* _THE DATA_
Start of Block

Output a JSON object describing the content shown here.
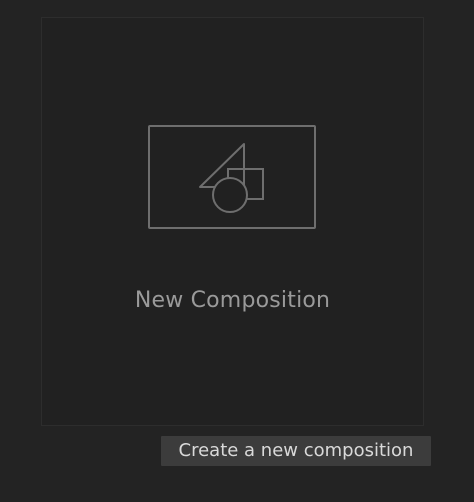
{
  "new_composition": {
    "label": "New Composition",
    "icon": "composition-shapes-icon"
  },
  "tooltip": {
    "text": "Create a new composition"
  },
  "colors": {
    "background": "#232323",
    "tile_border": "#2d2d2d",
    "icon_stroke": "#6e6e6e",
    "label_text": "#9a9a9a",
    "tooltip_bg": "#3c3c3c",
    "tooltip_text": "#d9d9d9"
  }
}
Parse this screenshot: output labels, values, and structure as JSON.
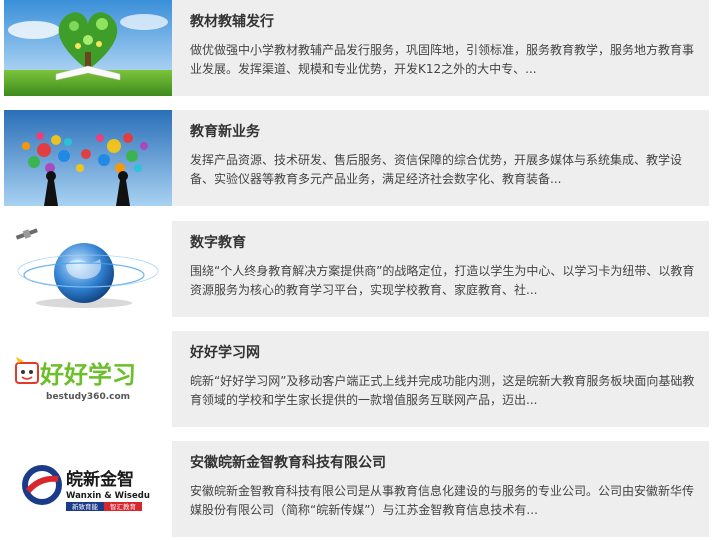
{
  "items": [
    {
      "title": "教材教辅发行",
      "desc": "做优做强中小学教材教辅产品发行服务，巩固阵地，引领标准，服务教育教学，服务地方教育事业发展。发挥渠道、规模和专业优势，开发K12之外的大中专、...",
      "thumb_icon": "heart-tree-book-image"
    },
    {
      "title": "教育新业务",
      "desc": "发挥产品资源、技术研发、售后服务、资信保障的综合优势，开展多媒体与系统集成、教学设备、实验仪器等教育多元产品业务，满足经济社会数字化、教育装备...",
      "thumb_icon": "colorful-bubbles-image"
    },
    {
      "title": "数字教育",
      "desc": "围绕“个人终身教育解决方案提供商”的战略定位，打造以学生为中心、以学习卡为纽带、以教育资源服务为核心的教育学习平台，实现学校教育、家庭教育、社...",
      "thumb_icon": "globe-satellite-image"
    },
    {
      "title": "好好学习网",
      "desc": "皖新“好好学习网”及移动客户端正式上线并完成功能内测，这是皖新大教育服务板块面向基础教育领域的学校和学生家长提供的一款增值服务互联网产品，迈出...",
      "thumb_icon": "haohaoxuexi-logo",
      "logo_text": "好好学习",
      "logo_url": "bestudy360.com"
    },
    {
      "title": "安徽皖新金智教育科技有限公司",
      "desc": "安徽皖新金智教育科技有限公司是从事教育信息化建设的与服务的专业公司。公司由安徽新华传媒股份有限公司（简称“皖新传媒”）与江苏金智教育信息技术有...",
      "thumb_icon": "wanxin-wisedu-logo",
      "logo_cn": "皖新金智",
      "logo_en": "Wanxin & Wisedu",
      "logo_tag1": "新致育能",
      "logo_tag2": "智汇教育"
    }
  ]
}
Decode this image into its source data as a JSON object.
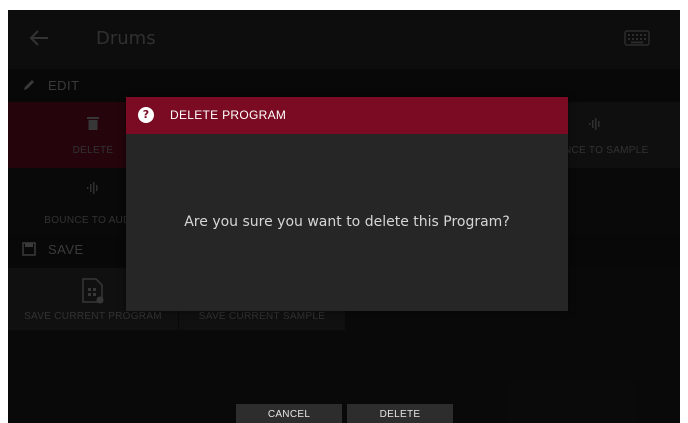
{
  "header": {
    "title": "Drums",
    "back_icon": "arrow-left-icon",
    "keyboard_icon": "keyboard-icon"
  },
  "edit": {
    "label": "EDIT",
    "icon": "pencil-icon",
    "tiles": [
      {
        "label": "DELETE",
        "icon": "trash-icon"
      },
      {
        "label": "BOUNCE TO SAMPLE",
        "icon": "waveform-icon"
      },
      {
        "label": "BOUNCE TO AUDIO",
        "icon": "waveform-icon"
      }
    ]
  },
  "save": {
    "label": "SAVE",
    "icon": "floppy-icon",
    "tiles": [
      {
        "label": "SAVE CURRENT PROGRAM",
        "icon": "program-file-icon"
      },
      {
        "label": "SAVE CURRENT SAMPLE",
        "icon": "sample-file-icon"
      }
    ]
  },
  "dialog": {
    "title": "DELETE PROGRAM",
    "help_glyph": "?",
    "message": "Are you sure you want to delete this Program?"
  },
  "buttons": {
    "cancel": "CANCEL",
    "delete": "DELETE"
  },
  "colors": {
    "accent": "#7b0b22",
    "tile_active": "#3a0812",
    "background": "#0f0f0f"
  }
}
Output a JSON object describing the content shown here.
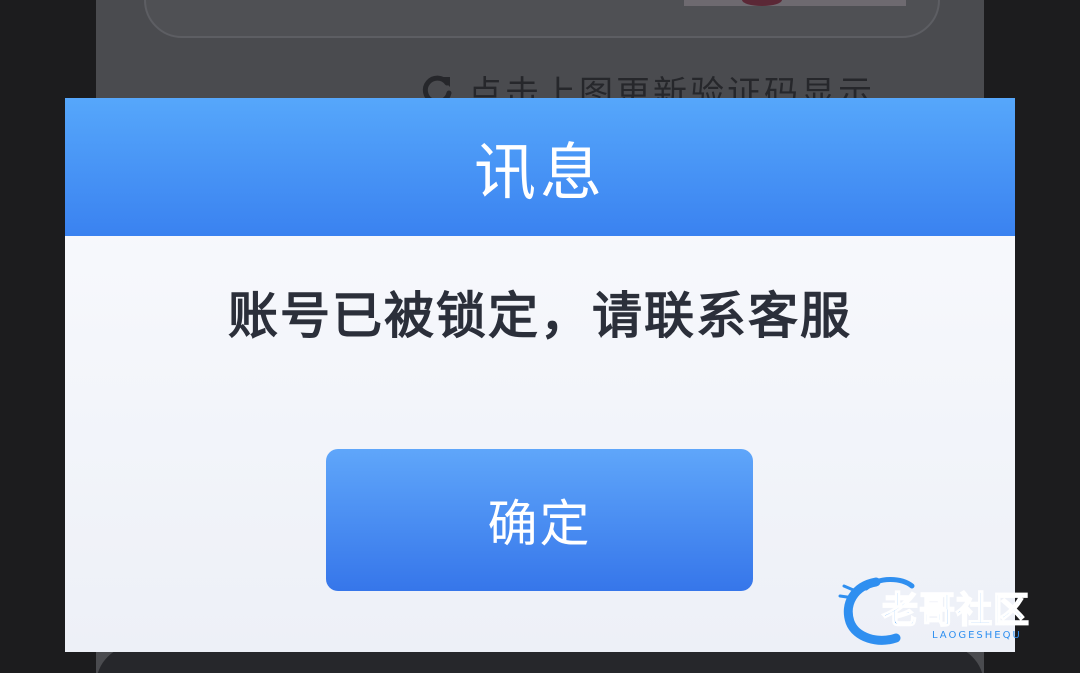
{
  "background": {
    "refresh_hint": "点击上图更新验证码显示"
  },
  "dialog": {
    "title": "讯息",
    "message": "账号已被锁定，请联系客服",
    "confirm_label": "确定"
  },
  "watermark": {
    "text": "老哥社区",
    "subtext": "LAOGESHEQU"
  },
  "colors": {
    "header_top": "#56a7fb",
    "header_bottom": "#3a82f0",
    "button_top": "#5fa6fa",
    "button_bottom": "#3676ea",
    "message_text": "#2b2f3a"
  },
  "icons": [
    "refresh-icon",
    "dragon-logo-icon"
  ]
}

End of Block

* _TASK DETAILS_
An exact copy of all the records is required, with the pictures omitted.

* _YOUR SOLUTION_
Output a JSON object describing the content shown here.
{
  "new_composition": {
    "label": "New Composition",
    "icon": "composition-shapes-icon"
  },
  "tooltip": {
    "text": "Create a new composition"
  },
  "colors": {
    "background": "#232323",
    "tile_border": "#2d2d2d",
    "icon_stroke": "#6e6e6e",
    "label_text": "#9a9a9a",
    "tooltip_bg": "#3c3c3c",
    "tooltip_text": "#d9d9d9"
  }
}
Parse this screenshot: output labels, values, and structure as JSON.
{
  "items": [
    {
      "title": "教材教辅发行",
      "desc": "做优做强中小学教材教辅产品发行服务，巩固阵地，引领标准，服务教育教学，服务地方教育事业发展。发挥渠道、规模和专业优势，开发K12之外的大中专、...",
      "thumb_icon": "heart-tree-book-image"
    },
    {
      "title": "教育新业务",
      "desc": "发挥产品资源、技术研发、售后服务、资信保障的综合优势，开展多媒体与系统集成、教学设备、实验仪器等教育多元产品业务，满足经济社会数字化、教育装备...",
      "thumb_icon": "colorful-bubbles-image"
    },
    {
      "title": "数字教育",
      "desc": "围绕“个人终身教育解决方案提供商”的战略定位，打造以学生为中心、以学习卡为纽带、以教育资源服务为核心的教育学习平台，实现学校教育、家庭教育、社...",
      "thumb_icon": "globe-satellite-image"
    },
    {
      "title": "好好学习网",
      "desc": "皖新“好好学习网”及移动客户端正式上线并完成功能内测，这是皖新大教育服务板块面向基础教育领域的学校和学生家长提供的一款增值服务互联网产品，迈出...",
      "thumb_icon": "haohaoxuexi-logo",
      "logo_text": "好好学习",
      "logo_url": "bestudy360.com"
    },
    {
      "title": "安徽皖新金智教育科技有限公司",
      "desc": "安徽皖新金智教育科技有限公司是从事教育信息化建设的与服务的专业公司。公司由安徽新华传媒股份有限公司（简称“皖新传媒”）与江苏金智教育信息技术有...",
      "thumb_icon": "wanxin-wisedu-logo",
      "logo_cn": "皖新金智",
      "logo_en": "Wanxin & Wisedu",
      "logo_tag1": "新致育能",
      "logo_tag2": "智汇教育"
    }
  ]
}
Decode this image into its source data as a JSON object.
{
  "header": {
    "title": "Drums",
    "back_icon": "arrow-left-icon",
    "keyboard_icon": "keyboard-icon"
  },
  "edit": {
    "label": "EDIT",
    "icon": "pencil-icon",
    "tiles": [
      {
        "label": "DELETE",
        "icon": "trash-icon"
      },
      {
        "label": "BOUNCE TO SAMPLE",
        "icon": "waveform-icon"
      },
      {
        "label": "BOUNCE TO AUDIO",
        "icon": "waveform-icon"
      }
    ]
  },
  "save": {
    "label": "SAVE",
    "icon": "floppy-icon",
    "tiles": [
      {
        "label": "SAVE CURRENT PROGRAM",
        "icon": "program-file-icon"
      },
      {
        "label": "SAVE CURRENT SAMPLE",
        "icon": "sample-file-icon"
      }
    ]
  },
  "dialog": {
    "title": "DELETE PROGRAM",
    "help_glyph": "?",
    "message": "Are you sure you want to delete this Program?"
  },
  "buttons": {
    "cancel": "CANCEL",
    "delete": "DELETE"
  },
  "colors": {
    "accent": "#7b0b22",
    "tile_active": "#3a0812",
    "background": "#0f0f0f"
  }
}
Output a JSON object describing the content shown here.
{
  "background": {
    "refresh_hint": "点击上图更新验证码显示"
  },
  "dialog": {
    "title": "讯息",
    "message": "账号已被锁定，请联系客服",
    "confirm_label": "确定"
  },
  "watermark": {
    "text": "老哥社区",
    "subtext": "LAOGESHEQU"
  },
  "colors": {
    "header_top": "#56a7fb",
    "header_bottom": "#3a82f0",
    "button_top": "#5fa6fa",
    "button_bottom": "#3676ea",
    "message_text": "#2b2f3a"
  },
  "icons": [
    "refresh-icon",
    "dragon-logo-icon"
  ]
}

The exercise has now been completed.